Everyone gets some melon, a piece of tempura banana drizzled with honey, and an orange at the end of the meal. The tempura banana is divine. Why do Asian restaurants have the sweetest, juiciest oranges?

With the return of DINK status I hope to dine out more often and report back here. Do not miss Bluefin. Make a reservation or wait a long time for a table! 1017 Germantown Pike -Plymouth Meeting, PA 19462 Phone: (610) 277-3917.


Chiles Rellenos - Stuffed Peppers - A Mini Pictoral

I'm becoming a bigger fan of football. Not only because my husband has encyclopedic knowledge of every aspect of the game and history of the players, and not only because we have a better TV than most bars on the east coast (thanks to my in-laws!) but because it gives me a bar food audience. With loads of space and a service span of 3 hours of gametime, I can rock. Since I am an Eagles fan by marriage, last week I must say the food was better than the football. My stuffed peppers evolve beyond ground beef, rice and tomato. The way I learned from my Mexican brigade is the roast, stuff, and fry method. I was hoping for Poblano peppers but none were available so I opted for large jalapenos and made a twist on the commercial popper.

Hooray for gas powered cooking! This allows me to roast peppers on the burner. It's my preferred method because it removes the skin without cooking the flesh to mush, a hazard when roasting in the oven. Alternately it can be done under a broiler. After roasting all over, place in an airtight container so they continue to steam a bit. This will make the skin peel right off.

After steaming and cooling they are ready for peeling. I refrain from using water to assist getting the skins off, you wash away some flavor and as these are going to be fried it's best to keep them as dry as possible. After peeling I made an "L" shaped incision on the side, allowing me to remove some of seeds and stem root inside to make room for the filling.
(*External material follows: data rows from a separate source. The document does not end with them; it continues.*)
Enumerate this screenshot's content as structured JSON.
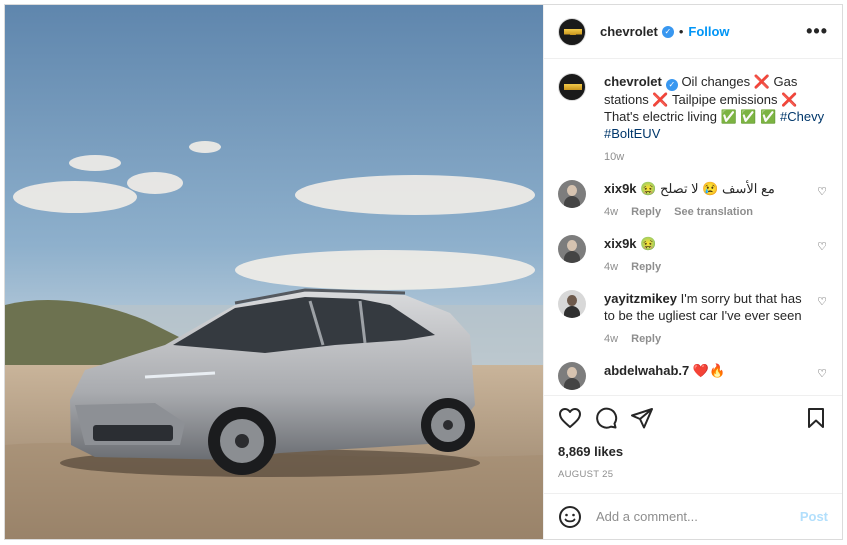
{
  "post": {
    "username": "chevrolet",
    "follow_label": "Follow",
    "more_label": "•••",
    "dot": "•",
    "image_alt": "Silver Chevrolet Bolt EUV parked on a sandy beach under a blue sky with clouds"
  },
  "caption": {
    "username": "chevrolet",
    "text": "Oil changes ❌ Gas stations ❌ Tailpipe emissions ❌ That's electric living ✅ ✅ ✅",
    "hashtags": "#Chevy #BoltEUV",
    "age": "10w"
  },
  "comments": [
    {
      "username": "xix9k",
      "text": "مع الأسف 😢 لا تصلح 🤢",
      "age": "4w",
      "reply": "Reply",
      "translate": "See translation"
    },
    {
      "username": "xix9k",
      "text": "🤢",
      "age": "4w",
      "reply": "Reply"
    },
    {
      "username": "yayitzmikey",
      "text": "I'm sorry but that has to be the ugliest car I've ever seen",
      "age": "4w",
      "reply": "Reply"
    },
    {
      "username": "abdelwahab.7",
      "text": "❤️🔥"
    }
  ],
  "footer": {
    "likes": "8,869 likes",
    "date": "August 25",
    "comment_placeholder": "Add a comment...",
    "post_label": "Post"
  },
  "colors": {
    "accent": "#0095f6",
    "verified": "#3897f0",
    "hashtag": "#00376b",
    "muted": "#8e8e8e"
  },
  "icons": [
    "heart-icon",
    "comment-icon",
    "share-icon",
    "bookmark-icon",
    "emoji-icon",
    "verified-icon",
    "more-icon"
  ]
}
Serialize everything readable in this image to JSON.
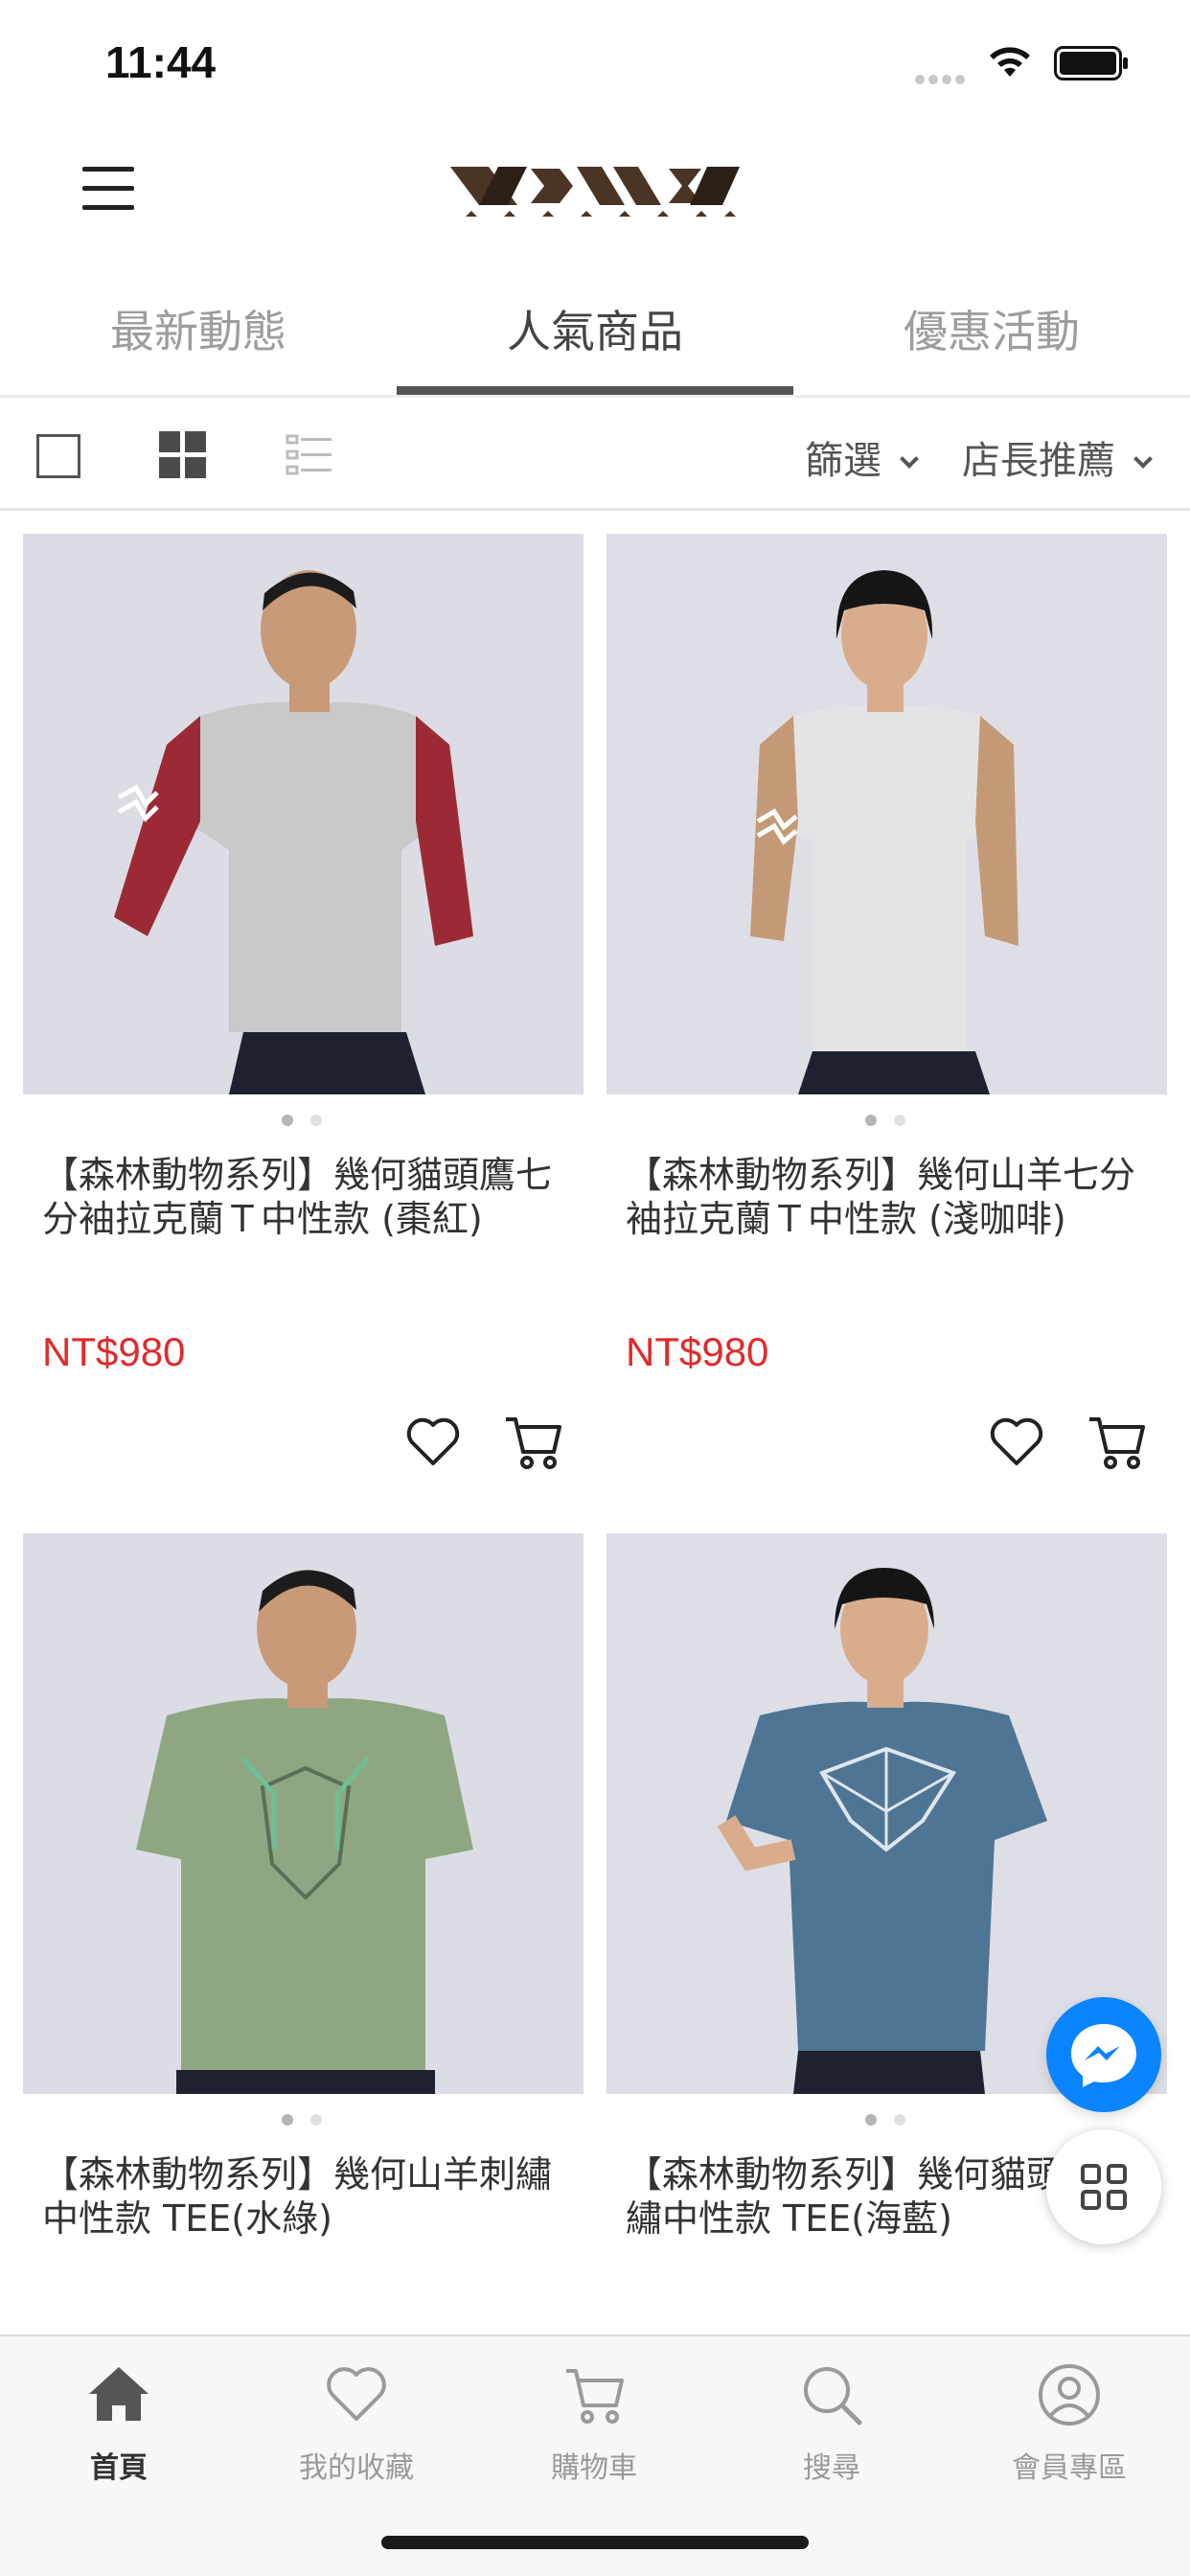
{
  "status_bar": {
    "time": "11:44"
  },
  "tabs": [
    {
      "label": "最新動態"
    },
    {
      "label": "人氣商品"
    },
    {
      "label": "優惠活動"
    }
  ],
  "toolbar": {
    "filter_label": "篩選",
    "sort_label": "店長推薦"
  },
  "products": [
    {
      "title": "【森林動物系列】幾何貓頭鷹七分袖拉克蘭Ｔ中性款 (棗紅)",
      "price": "NT$980",
      "image": "man-raglan-burgundy"
    },
    {
      "title": "【森林動物系列】幾何山羊七分袖拉克蘭Ｔ中性款 (淺咖啡)",
      "price": "NT$980",
      "image": "woman-raglan-tan"
    },
    {
      "title": "【森林動物系列】幾何山羊刺繡中性款 TEE(水綠)",
      "image": "man-tee-sage-green"
    },
    {
      "title": "【森林動物系列】幾何貓頭鷹刺繡中性款 TEE(海藍)",
      "image": "woman-tee-sea-blue"
    }
  ],
  "bottom_nav": [
    {
      "label": "首頁",
      "icon": "home-icon"
    },
    {
      "label": "我的收藏",
      "icon": "heart-icon"
    },
    {
      "label": "購物車",
      "icon": "cart-icon"
    },
    {
      "label": "搜尋",
      "icon": "search-icon"
    },
    {
      "label": "會員專區",
      "icon": "user-icon"
    }
  ],
  "colors": {
    "price": "#e02b2b",
    "messenger": "#0a84ff",
    "tab_indicator": "#555555"
  }
}
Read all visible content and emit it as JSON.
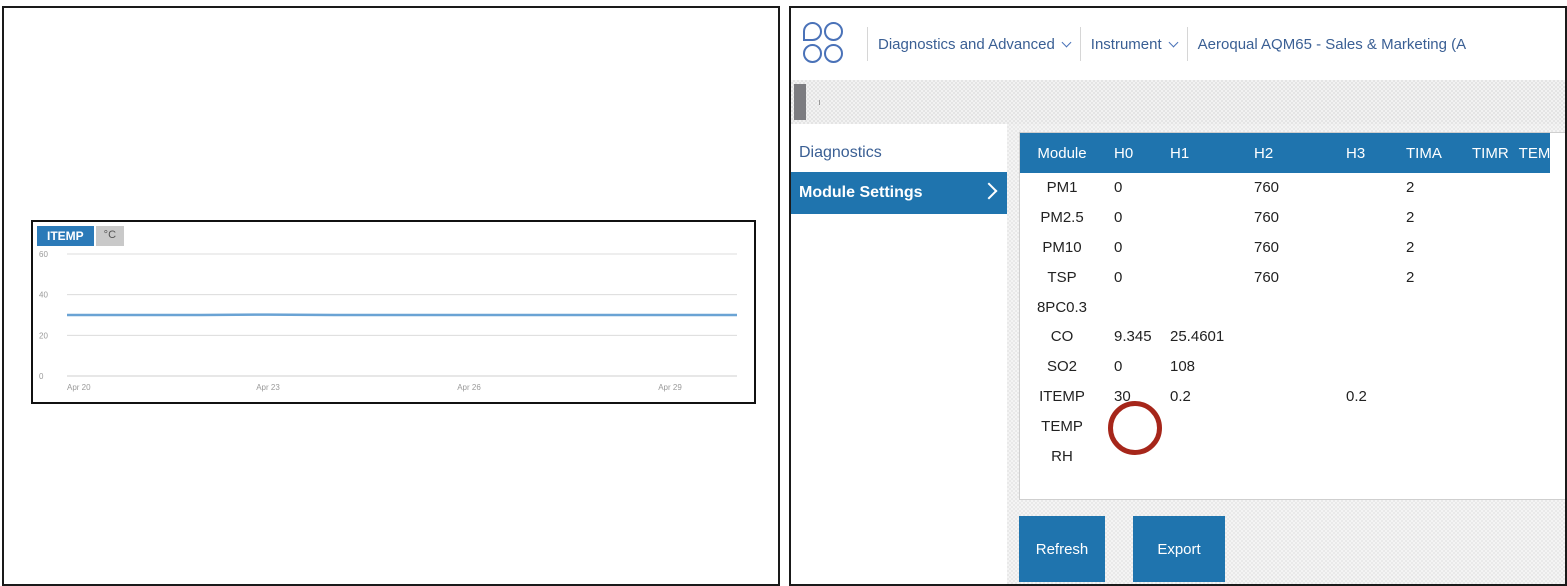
{
  "chart_data": {
    "type": "line",
    "title": "",
    "tab_label": "ITEMP",
    "unit_tab_label": "°C",
    "x_ticks": [
      "Apr 20",
      "Apr 23",
      "Apr 26",
      "Apr 29"
    ],
    "y_ticks": [
      0,
      20,
      40,
      60
    ],
    "ylim": [
      0,
      60
    ],
    "grid": true,
    "line_color": "#6aa3d4",
    "series": [
      {
        "x": [
          "Apr 20",
          "Apr 21",
          "Apr 22",
          "Apr 23",
          "Apr 24",
          "Apr 25",
          "Apr 26",
          "Apr 27",
          "Apr 28",
          "Apr 29",
          "Apr 30"
        ],
        "values": [
          30,
          30,
          30,
          30.2,
          30,
          30,
          30,
          30,
          30,
          30,
          30
        ]
      }
    ]
  },
  "app": {
    "nav": {
      "menu_diagnostics": "Diagnostics and Advanced",
      "menu_instrument": "Instrument",
      "instrument_name": "Aeroqual AQM65 - Sales & Marketing (A"
    },
    "sidebar": {
      "items": [
        {
          "label": "Diagnostics"
        },
        {
          "label": "Module Settings"
        }
      ]
    },
    "table": {
      "headers": [
        "Module",
        "H0",
        "H1",
        "H2",
        "H3",
        "TIMA",
        "TIMR",
        "TEM"
      ],
      "rows": [
        [
          "PM1",
          "0",
          "",
          "760",
          "",
          "2",
          "",
          ""
        ],
        [
          "PM2.5",
          "0",
          "",
          "760",
          "",
          "2",
          "",
          ""
        ],
        [
          "PM10",
          "0",
          "",
          "760",
          "",
          "2",
          "",
          ""
        ],
        [
          "TSP",
          "0",
          "",
          "760",
          "",
          "2",
          "",
          ""
        ],
        [
          "8PC0.3",
          "",
          "",
          "",
          "",
          "",
          "",
          ""
        ],
        [
          "CO",
          "9.345",
          "25.4601",
          "",
          "",
          "",
          "",
          ""
        ],
        [
          "SO2",
          "0",
          "108",
          "",
          "",
          "",
          "",
          ""
        ],
        [
          "ITEMP",
          "30",
          "0.2",
          "",
          "0.2",
          "",
          "",
          ""
        ],
        [
          "TEMP",
          "",
          "",
          "",
          "",
          "",
          "",
          ""
        ],
        [
          "RH",
          "",
          "",
          "",
          "",
          "",
          "",
          ""
        ]
      ]
    },
    "buttons": {
      "refresh": "Refresh",
      "export": "Export"
    },
    "colors": {
      "accent": "#1f74ae",
      "highlight_circle": "#a6261a"
    }
  }
}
I made a rice mixture with chorizo and onion, and put a thick strip of mozzarella in each one so they'd be gooey.

Best beer batter recipe: 1 part dark beer to 1 part seasoned AP flour. Mix, and chill. Batter must be fried very cold to get crunchy, tempura like results. Slightly advanced fry technique - after dipping in the batter, dip 1/2 into hot oil and hold it there. Carefully. Once the batter puffs (about 5 seconds) it's OK to release. If you drop it in without holding, it will sink to the bottom and stick. If it sticks when you release it from the bottom it will most likely tear spilling out the contents. This is something I knew when I cooked professionally on a regular basis and quickly recalled after messing up my first one. Oops! Served over leftover filling minus mozz.

Jalapenos vary wildly in heat factor. Some are as mild as green bell peppers. These were as if they had an affair with a habanero on the vine. Roasting with seeds in also intensifies the heat. Despite having removed most of the seeds while stuffing, eating only 2 left me in a lot of pain. Not as much pain as Paul was in watching his Birds get stuffed and fried themselves.